Note: Most of my photographs are created with an 8 mega pixel camera with the subsequent Raw File producing a 45 MB 16 bit processed tiff. My PC runs a Pentium 4 with 1 gigabyte of Ram, so I'm not quoting figures for a Apple G-5 with Dual processors. Who really needs to spend that much money on a machine that saves you just a few seconds anyway. Go get yourself a PC and have more time to make coffee and Cold Calls.

With the variables of color, tone , focus, and grain you can create your own magic filter and save it as a preset in the user settings box, displayed under the filter choices in the settings tab. This will let you repeat the mojo on other images. Don't try and remember what you did, just save your settings and give it a memorable name. Exposure saves the settings for you in a special file; all you have to do is click the manage button in the user settings box and import any previously created filter. Visualizing the before and after has been made easier than ever with the Preview Split drop down box, which lets you choose a screen split ( Filter / No Filter ) in 8 different ways. ( Example: filtered on left with right side unaffected or filtered on right with left side unaffected, top, bottom, diagonal, or full screen) . This is just for previewing the effect on the image versus no filter at all. You can set the screen split any way you like that works for you. When you are ready to apply the settings, hit the OK button and you're done. The software applies the settings and ( if you like ) creates a new layer in your file with filter applied. This keeps you from altering the original and also allows you the option to fade the filter back with the percent slider in Photoshop. You can finesse the image even more by knocking it back a little using a layer mask to grab just the right pieces. You don't have to beat somebody over the head with a filter. Give them a taste and keep them wondering !

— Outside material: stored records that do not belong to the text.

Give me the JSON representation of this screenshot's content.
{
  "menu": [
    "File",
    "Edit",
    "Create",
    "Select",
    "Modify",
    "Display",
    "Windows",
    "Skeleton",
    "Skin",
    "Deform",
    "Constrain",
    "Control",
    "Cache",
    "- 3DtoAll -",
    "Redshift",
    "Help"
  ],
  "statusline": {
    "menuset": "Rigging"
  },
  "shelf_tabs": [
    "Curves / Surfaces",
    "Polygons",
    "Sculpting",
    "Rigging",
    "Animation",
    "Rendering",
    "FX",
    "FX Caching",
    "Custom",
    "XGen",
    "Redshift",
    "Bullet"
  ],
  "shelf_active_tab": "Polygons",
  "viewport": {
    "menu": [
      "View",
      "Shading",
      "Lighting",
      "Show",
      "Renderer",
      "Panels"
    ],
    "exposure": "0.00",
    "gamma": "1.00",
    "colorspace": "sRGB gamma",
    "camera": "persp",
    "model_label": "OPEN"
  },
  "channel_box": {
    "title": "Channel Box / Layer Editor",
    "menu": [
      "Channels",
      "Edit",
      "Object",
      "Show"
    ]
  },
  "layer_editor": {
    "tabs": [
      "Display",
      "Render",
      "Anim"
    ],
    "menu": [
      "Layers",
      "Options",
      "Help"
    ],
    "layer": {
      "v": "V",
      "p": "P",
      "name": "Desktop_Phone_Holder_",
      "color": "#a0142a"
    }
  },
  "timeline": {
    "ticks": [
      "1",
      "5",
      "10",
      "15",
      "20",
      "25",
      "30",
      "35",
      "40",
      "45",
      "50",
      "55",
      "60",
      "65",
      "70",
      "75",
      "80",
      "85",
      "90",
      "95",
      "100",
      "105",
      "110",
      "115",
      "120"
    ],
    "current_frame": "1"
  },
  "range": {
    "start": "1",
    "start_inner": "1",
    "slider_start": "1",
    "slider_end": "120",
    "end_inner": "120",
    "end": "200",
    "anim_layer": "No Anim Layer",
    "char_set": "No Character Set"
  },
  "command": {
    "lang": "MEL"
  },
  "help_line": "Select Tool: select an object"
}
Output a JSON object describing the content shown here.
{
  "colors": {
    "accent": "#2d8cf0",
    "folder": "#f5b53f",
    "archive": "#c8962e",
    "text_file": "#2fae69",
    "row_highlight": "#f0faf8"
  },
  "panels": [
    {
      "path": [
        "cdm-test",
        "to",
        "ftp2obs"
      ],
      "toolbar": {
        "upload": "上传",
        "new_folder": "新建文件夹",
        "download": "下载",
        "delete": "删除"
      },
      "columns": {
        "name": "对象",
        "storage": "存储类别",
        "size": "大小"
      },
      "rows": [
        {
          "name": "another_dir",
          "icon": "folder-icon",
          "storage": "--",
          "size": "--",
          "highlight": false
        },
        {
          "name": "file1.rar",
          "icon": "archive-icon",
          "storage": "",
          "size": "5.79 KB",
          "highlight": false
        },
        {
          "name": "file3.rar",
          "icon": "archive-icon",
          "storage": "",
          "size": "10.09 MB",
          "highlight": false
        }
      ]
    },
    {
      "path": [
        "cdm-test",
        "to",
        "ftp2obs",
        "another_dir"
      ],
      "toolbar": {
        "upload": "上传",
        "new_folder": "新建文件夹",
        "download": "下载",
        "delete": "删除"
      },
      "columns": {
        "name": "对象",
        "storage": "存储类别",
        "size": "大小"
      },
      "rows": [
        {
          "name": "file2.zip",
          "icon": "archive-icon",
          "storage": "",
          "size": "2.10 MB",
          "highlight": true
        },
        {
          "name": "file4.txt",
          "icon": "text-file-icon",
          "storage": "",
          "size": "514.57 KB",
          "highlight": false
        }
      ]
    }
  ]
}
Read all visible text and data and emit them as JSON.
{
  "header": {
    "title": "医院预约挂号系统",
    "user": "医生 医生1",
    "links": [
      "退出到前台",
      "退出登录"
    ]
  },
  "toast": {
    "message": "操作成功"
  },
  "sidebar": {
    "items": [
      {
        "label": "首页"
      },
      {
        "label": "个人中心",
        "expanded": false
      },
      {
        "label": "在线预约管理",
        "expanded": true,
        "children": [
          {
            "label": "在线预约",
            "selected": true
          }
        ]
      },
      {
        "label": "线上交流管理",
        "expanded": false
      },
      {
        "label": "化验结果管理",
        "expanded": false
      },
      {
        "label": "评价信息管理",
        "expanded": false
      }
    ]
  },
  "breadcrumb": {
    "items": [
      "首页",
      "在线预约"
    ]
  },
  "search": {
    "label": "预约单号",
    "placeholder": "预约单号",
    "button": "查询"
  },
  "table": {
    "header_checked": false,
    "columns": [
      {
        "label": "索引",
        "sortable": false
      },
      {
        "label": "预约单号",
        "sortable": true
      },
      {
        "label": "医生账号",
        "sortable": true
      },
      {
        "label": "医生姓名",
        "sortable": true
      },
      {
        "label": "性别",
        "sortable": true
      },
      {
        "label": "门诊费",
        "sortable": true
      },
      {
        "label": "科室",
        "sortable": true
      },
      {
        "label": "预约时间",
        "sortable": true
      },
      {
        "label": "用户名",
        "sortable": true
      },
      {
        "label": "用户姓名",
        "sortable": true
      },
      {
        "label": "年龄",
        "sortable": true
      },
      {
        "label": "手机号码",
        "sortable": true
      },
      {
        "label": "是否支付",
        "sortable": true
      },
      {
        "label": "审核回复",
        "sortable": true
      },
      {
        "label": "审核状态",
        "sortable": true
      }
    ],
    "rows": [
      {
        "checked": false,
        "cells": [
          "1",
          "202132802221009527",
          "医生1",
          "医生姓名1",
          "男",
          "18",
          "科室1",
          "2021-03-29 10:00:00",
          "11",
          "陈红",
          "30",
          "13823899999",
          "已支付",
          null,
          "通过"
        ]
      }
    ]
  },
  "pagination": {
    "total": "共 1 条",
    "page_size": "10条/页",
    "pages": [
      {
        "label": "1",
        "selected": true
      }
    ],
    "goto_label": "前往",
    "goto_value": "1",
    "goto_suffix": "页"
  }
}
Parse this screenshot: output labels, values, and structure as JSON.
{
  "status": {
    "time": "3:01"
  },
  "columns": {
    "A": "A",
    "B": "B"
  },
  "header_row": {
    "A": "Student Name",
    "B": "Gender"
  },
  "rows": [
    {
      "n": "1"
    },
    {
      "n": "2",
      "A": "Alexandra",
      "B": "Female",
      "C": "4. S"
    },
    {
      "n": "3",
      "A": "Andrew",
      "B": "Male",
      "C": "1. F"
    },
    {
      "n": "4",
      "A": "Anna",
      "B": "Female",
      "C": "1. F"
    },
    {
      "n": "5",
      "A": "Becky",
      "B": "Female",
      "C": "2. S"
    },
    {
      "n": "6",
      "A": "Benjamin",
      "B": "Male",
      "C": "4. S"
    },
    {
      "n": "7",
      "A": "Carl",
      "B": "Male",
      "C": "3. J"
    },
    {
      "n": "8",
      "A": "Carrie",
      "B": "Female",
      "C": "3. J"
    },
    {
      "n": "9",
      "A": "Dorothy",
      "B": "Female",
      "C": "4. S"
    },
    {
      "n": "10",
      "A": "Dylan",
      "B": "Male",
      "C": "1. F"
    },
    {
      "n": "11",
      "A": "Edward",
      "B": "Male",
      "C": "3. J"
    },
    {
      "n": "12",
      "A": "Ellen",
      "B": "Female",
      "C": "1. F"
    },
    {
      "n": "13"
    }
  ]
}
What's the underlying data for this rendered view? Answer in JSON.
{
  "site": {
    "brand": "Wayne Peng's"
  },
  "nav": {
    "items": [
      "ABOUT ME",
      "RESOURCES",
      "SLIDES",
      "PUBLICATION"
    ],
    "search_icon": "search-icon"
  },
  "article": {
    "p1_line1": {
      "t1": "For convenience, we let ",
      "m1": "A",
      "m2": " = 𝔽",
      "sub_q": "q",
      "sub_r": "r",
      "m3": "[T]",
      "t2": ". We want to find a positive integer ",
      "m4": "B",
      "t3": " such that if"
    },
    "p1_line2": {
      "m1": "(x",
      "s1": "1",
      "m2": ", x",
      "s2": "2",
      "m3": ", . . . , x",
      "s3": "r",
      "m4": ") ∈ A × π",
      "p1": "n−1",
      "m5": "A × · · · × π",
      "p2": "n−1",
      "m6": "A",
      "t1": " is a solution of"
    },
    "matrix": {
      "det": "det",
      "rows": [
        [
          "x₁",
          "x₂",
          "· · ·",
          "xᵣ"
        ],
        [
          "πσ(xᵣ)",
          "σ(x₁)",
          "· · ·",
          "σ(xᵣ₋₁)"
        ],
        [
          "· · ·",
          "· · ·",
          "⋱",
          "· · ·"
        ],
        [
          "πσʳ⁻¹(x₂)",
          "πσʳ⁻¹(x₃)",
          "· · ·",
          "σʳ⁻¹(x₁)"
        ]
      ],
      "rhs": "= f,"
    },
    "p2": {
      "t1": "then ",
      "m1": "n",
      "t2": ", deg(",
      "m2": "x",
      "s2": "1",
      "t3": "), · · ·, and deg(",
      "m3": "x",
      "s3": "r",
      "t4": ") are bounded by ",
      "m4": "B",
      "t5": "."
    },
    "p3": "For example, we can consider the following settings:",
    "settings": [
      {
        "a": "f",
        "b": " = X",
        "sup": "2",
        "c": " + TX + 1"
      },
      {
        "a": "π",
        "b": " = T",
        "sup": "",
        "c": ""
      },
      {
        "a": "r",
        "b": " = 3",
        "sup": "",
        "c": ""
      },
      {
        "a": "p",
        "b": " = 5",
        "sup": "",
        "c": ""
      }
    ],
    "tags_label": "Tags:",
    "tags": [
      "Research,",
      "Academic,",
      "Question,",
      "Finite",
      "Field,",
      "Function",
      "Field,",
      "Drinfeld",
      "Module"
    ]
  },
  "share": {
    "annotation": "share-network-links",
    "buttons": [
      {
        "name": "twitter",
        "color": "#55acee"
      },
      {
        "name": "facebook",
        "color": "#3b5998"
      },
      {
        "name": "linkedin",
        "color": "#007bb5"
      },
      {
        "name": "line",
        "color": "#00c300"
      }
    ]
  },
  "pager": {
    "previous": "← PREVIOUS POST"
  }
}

Snap Art is billed as a Plug-in to help you create beautiful, natural media artwork from your digital images. There are 10 different Art Styles to choose, including Watercolor, Oil Paint, Impasto, Pointillism and my personal favorite Comics. All of them do exactly what they're supposed to do, turning your images into faux works of art. With the option to apply variations of color temperature, contrast, saturation and brush stroke, they give you endless ways to enhance your photos. You can also pick a Canvas ( Background ) texture for your artwork with over 14 Choices to choose from, parchment, wood and leather to name a few. These filters are hard core and you will want to run them on a duplicate layer, just as you would with the Exposure filters. Setting the strength of each parameter on a given filter is much easier and comes with many more options than your standard Photoshop filter. The final output is also much more believable than what you get with the crappy filters in PS. I can see myself using the Impasto and Oil Paint filter to create ready-made portrait backgrounds for compositing. Remember. Try not to over do it. A little goes a long way !

Alien Skin Lists the retail web price as follows:

Exposure : Retail $199.00 US / $149.00 for registered owners of other AlienSkin Software.
SnapArt : Retail $149.00 US / $ 99.00 for registered owners of other AlienSkin Software.

Mac and PC compatible !